___ Recorded information
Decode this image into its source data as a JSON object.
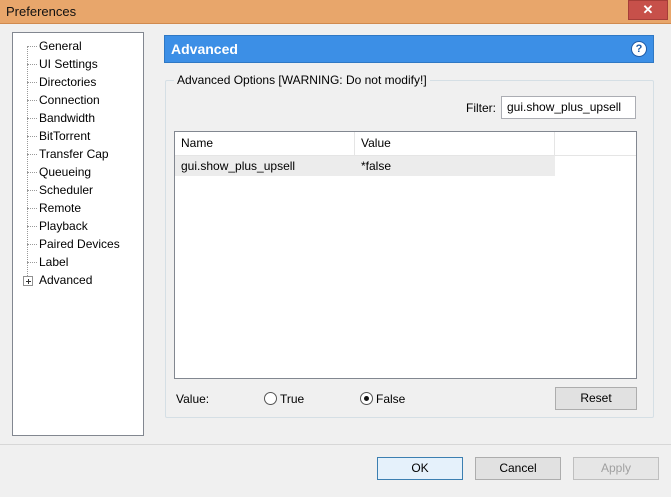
{
  "window": {
    "title": "Preferences",
    "close_glyph": "✕"
  },
  "nav": {
    "items": [
      {
        "label": "General"
      },
      {
        "label": "UI Settings"
      },
      {
        "label": "Directories"
      },
      {
        "label": "Connection"
      },
      {
        "label": "Bandwidth"
      },
      {
        "label": "BitTorrent"
      },
      {
        "label": "Transfer Cap"
      },
      {
        "label": "Queueing"
      },
      {
        "label": "Scheduler"
      },
      {
        "label": "Remote"
      },
      {
        "label": "Playback"
      },
      {
        "label": "Paired Devices"
      },
      {
        "label": "Label"
      },
      {
        "label": "Advanced",
        "expandable": true,
        "selected": true
      }
    ]
  },
  "panel": {
    "header": "Advanced",
    "help_glyph": "?",
    "group_title": "Advanced Options [WARNING: Do not modify!]",
    "filter_label": "Filter:",
    "filter_value": "gui.show_plus_upsell",
    "columns": {
      "name": "Name",
      "value": "Value"
    },
    "rows": [
      {
        "name": "gui.show_plus_upsell",
        "value": "*false"
      }
    ],
    "value_label": "Value:",
    "radio_true": "True",
    "radio_false": "False",
    "selected_radio": "false",
    "reset_label": "Reset"
  },
  "buttons": {
    "ok": "OK",
    "cancel": "Cancel",
    "apply": "Apply"
  },
  "colors": {
    "title_bar": "#e8a66b",
    "header": "#3c8fe6",
    "close": "#c7504a"
  },
  "icons": [
    "close-icon",
    "help-icon",
    "expand-plus-icon",
    "radio-icon"
  ]
}
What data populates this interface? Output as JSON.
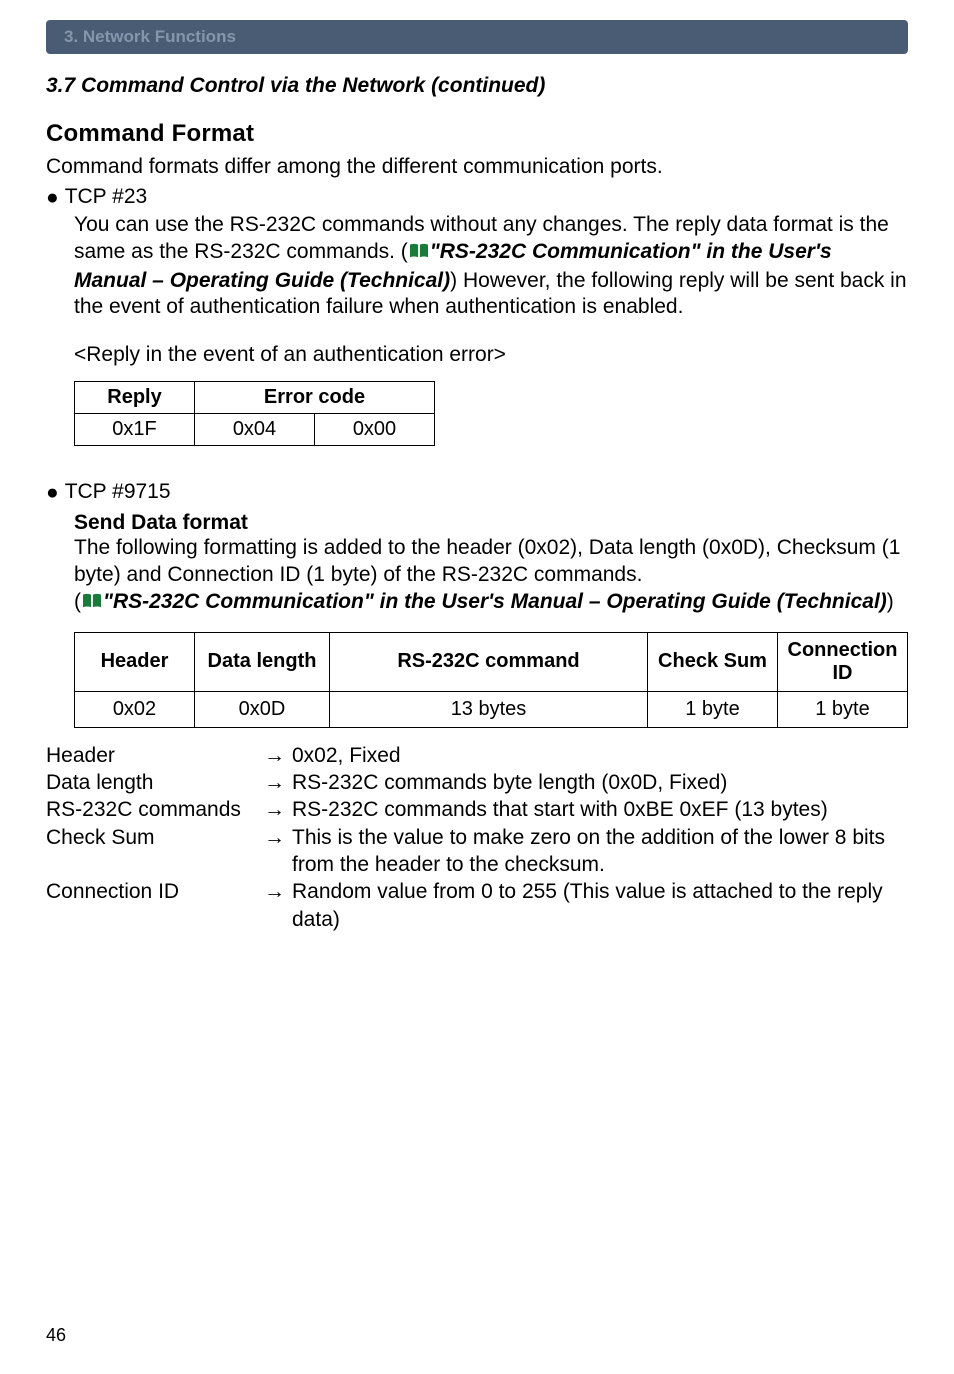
{
  "banner": {
    "label": "3. Network Functions"
  },
  "subtitle": "3.7 Command Control via the Network (continued)",
  "heading_cmdformat": "Command Format",
  "intro_line": "Command formats differ among the different communication ports.",
  "tcp23_bullet": "TCP #23",
  "tcp23_body_1": "You can use the RS-232C commands without any changes. The reply data format is the same as the RS-232C commands. (",
  "ref1": "\"RS-232C Communication\" in the User's Manual – Operating Guide (Technical)",
  "tcp23_body_2": ")",
  "tcp23_body_3": "However, the following reply will be sent back in the event of authentication failure when authentication is enabled.",
  "reply_caption": "<Reply in the event of an authentication error>",
  "reply_table": {
    "headers": {
      "reply": "Reply",
      "error": "Error code"
    },
    "row": {
      "reply": "0x1F",
      "err1": "0x04",
      "err2": "0x00"
    }
  },
  "tcp9715_bullet": "TCP #9715",
  "send_heading": "Send Data format",
  "send_body_1": "The following formatting is added to the header (0x02), Data length (0x0D), Checksum (1 byte) and Connection ID (1 byte) of the RS-232C commands.",
  "send_body_2a": "(",
  "ref2": "\"RS-232C Communication\" in the User's Manual – Operating Guide (Technical)",
  "send_body_2b": ")",
  "data_table": {
    "headers": {
      "header": "Header",
      "dlen": "Data length",
      "cmd": "RS-232C command",
      "csum": "Check Sum",
      "cid": "Connection ID"
    },
    "row": {
      "header": "0x02",
      "dlen": "0x0D",
      "cmd": "13 bytes",
      "csum": "1 byte",
      "cid": "1 byte"
    }
  },
  "fields": [
    {
      "label": "Header",
      "desc": "0x02, Fixed"
    },
    {
      "label": "Data length",
      "desc": "RS-232C commands byte length (0x0D, Fixed)"
    },
    {
      "label": "RS-232C commands",
      "desc": "RS-232C commands that start with 0xBE 0xEF (13 bytes)"
    },
    {
      "label": "Check Sum",
      "desc": "This is the value to make zero on the addition of the lower 8 bits from the header to the checksum."
    },
    {
      "label": "Connection ID",
      "desc": "Random value from 0 to 255 (This value is attached to the reply data)"
    }
  ],
  "arrow_glyph": "→",
  "page_number": "46",
  "icons": {
    "book_color": "#1a7a3a"
  }
}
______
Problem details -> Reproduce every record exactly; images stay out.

Exercise output ->
Decode this image into its source data as a JSON object.
{
  "window": {
    "title": "Preferences",
    "close_glyph": "✕"
  },
  "nav": {
    "items": [
      {
        "label": "General"
      },
      {
        "label": "UI Settings"
      },
      {
        "label": "Directories"
      },
      {
        "label": "Connection"
      },
      {
        "label": "Bandwidth"
      },
      {
        "label": "BitTorrent"
      },
      {
        "label": "Transfer Cap"
      },
      {
        "label": "Queueing"
      },
      {
        "label": "Scheduler"
      },
      {
        "label": "Remote"
      },
      {
        "label": "Playback"
      },
      {
        "label": "Paired Devices"
      },
      {
        "label": "Label"
      },
      {
        "label": "Advanced",
        "expandable": true,
        "selected": true
      }
    ]
  },
  "panel": {
    "header": "Advanced",
    "help_glyph": "?",
    "group_title": "Advanced Options [WARNING: Do not modify!]",
    "filter_label": "Filter:",
    "filter_value": "gui.show_plus_upsell",
    "columns": {
      "name": "Name",
      "value": "Value"
    },
    "rows": [
      {
        "name": "gui.show_plus_upsell",
        "value": "*false"
      }
    ],
    "value_label": "Value:",
    "radio_true": "True",
    "radio_false": "False",
    "selected_radio": "false",
    "reset_label": "Reset"
  },
  "buttons": {
    "ok": "OK",
    "cancel": "Cancel",
    "apply": "Apply"
  },
  "colors": {
    "title_bar": "#e8a66b",
    "header": "#3c8fe6",
    "close": "#c7504a"
  },
  "icons": [
    "close-icon",
    "help-icon",
    "expand-plus-icon",
    "radio-icon"
  ]
}
What data populates this interface? Output as JSON.
{
  "banner": {
    "label": "3. Network Functions"
  },
  "subtitle": "3.7 Command Control via the Network (continued)",
  "heading_cmdformat": "Command Format",
  "intro_line": "Command formats differ among the different communication ports.",
  "tcp23_bullet": "TCP #23",
  "tcp23_body_1": "You can use the RS-232C commands without any changes. The reply data format is the same as the RS-232C commands. (",
  "ref1": "\"RS-232C Communication\" in the User's Manual – Operating Guide (Technical)",
  "tcp23_body_2": ")",
  "tcp23_body_3": "However, the following reply will be sent back in the event of authentication failure when authentication is enabled.",
  "reply_caption": "<Reply in the event of an authentication error>",
  "reply_table": {
    "headers": {
      "reply": "Reply",
      "error": "Error code"
    },
    "row": {
      "reply": "0x1F",
      "err1": "0x04",
      "err2": "0x00"
    }
  },
  "tcp9715_bullet": "TCP #9715",
  "send_heading": "Send Data format",
  "send_body_1": "The following formatting is added to the header (0x02), Data length (0x0D), Checksum (1 byte) and Connection ID (1 byte) of the RS-232C commands.",
  "send_body_2a": "(",
  "ref2": "\"RS-232C Communication\" in the User's Manual – Operating Guide (Technical)",
  "send_body_2b": ")",
  "data_table": {
    "headers": {
      "header": "Header",
      "dlen": "Data length",
      "cmd": "RS-232C command",
      "csum": "Check Sum",
      "cid": "Connection ID"
    },
    "row": {
      "header": "0x02",
      "dlen": "0x0D",
      "cmd": "13 bytes",
      "csum": "1 byte",
      "cid": "1 byte"
    }
  },
  "fields": [
    {
      "label": "Header",
      "desc": "0x02, Fixed"
    },
    {
      "label": "Data length",
      "desc": "RS-232C commands byte length (0x0D, Fixed)"
    },
    {
      "label": "RS-232C commands",
      "desc": "RS-232C commands that start with 0xBE 0xEF (13 bytes)"
    },
    {
      "label": "Check Sum",
      "desc": "This is the value to make zero on the addition of the lower 8 bits from the header to the checksum."
    },
    {
      "label": "Connection ID",
      "desc": "Random value from 0 to 255 (This value is attached to the reply data)"
    }
  ],
  "arrow_glyph": "→",
  "page_number": "46",
  "icons": {
    "book_color": "#1a7a3a"
  }
}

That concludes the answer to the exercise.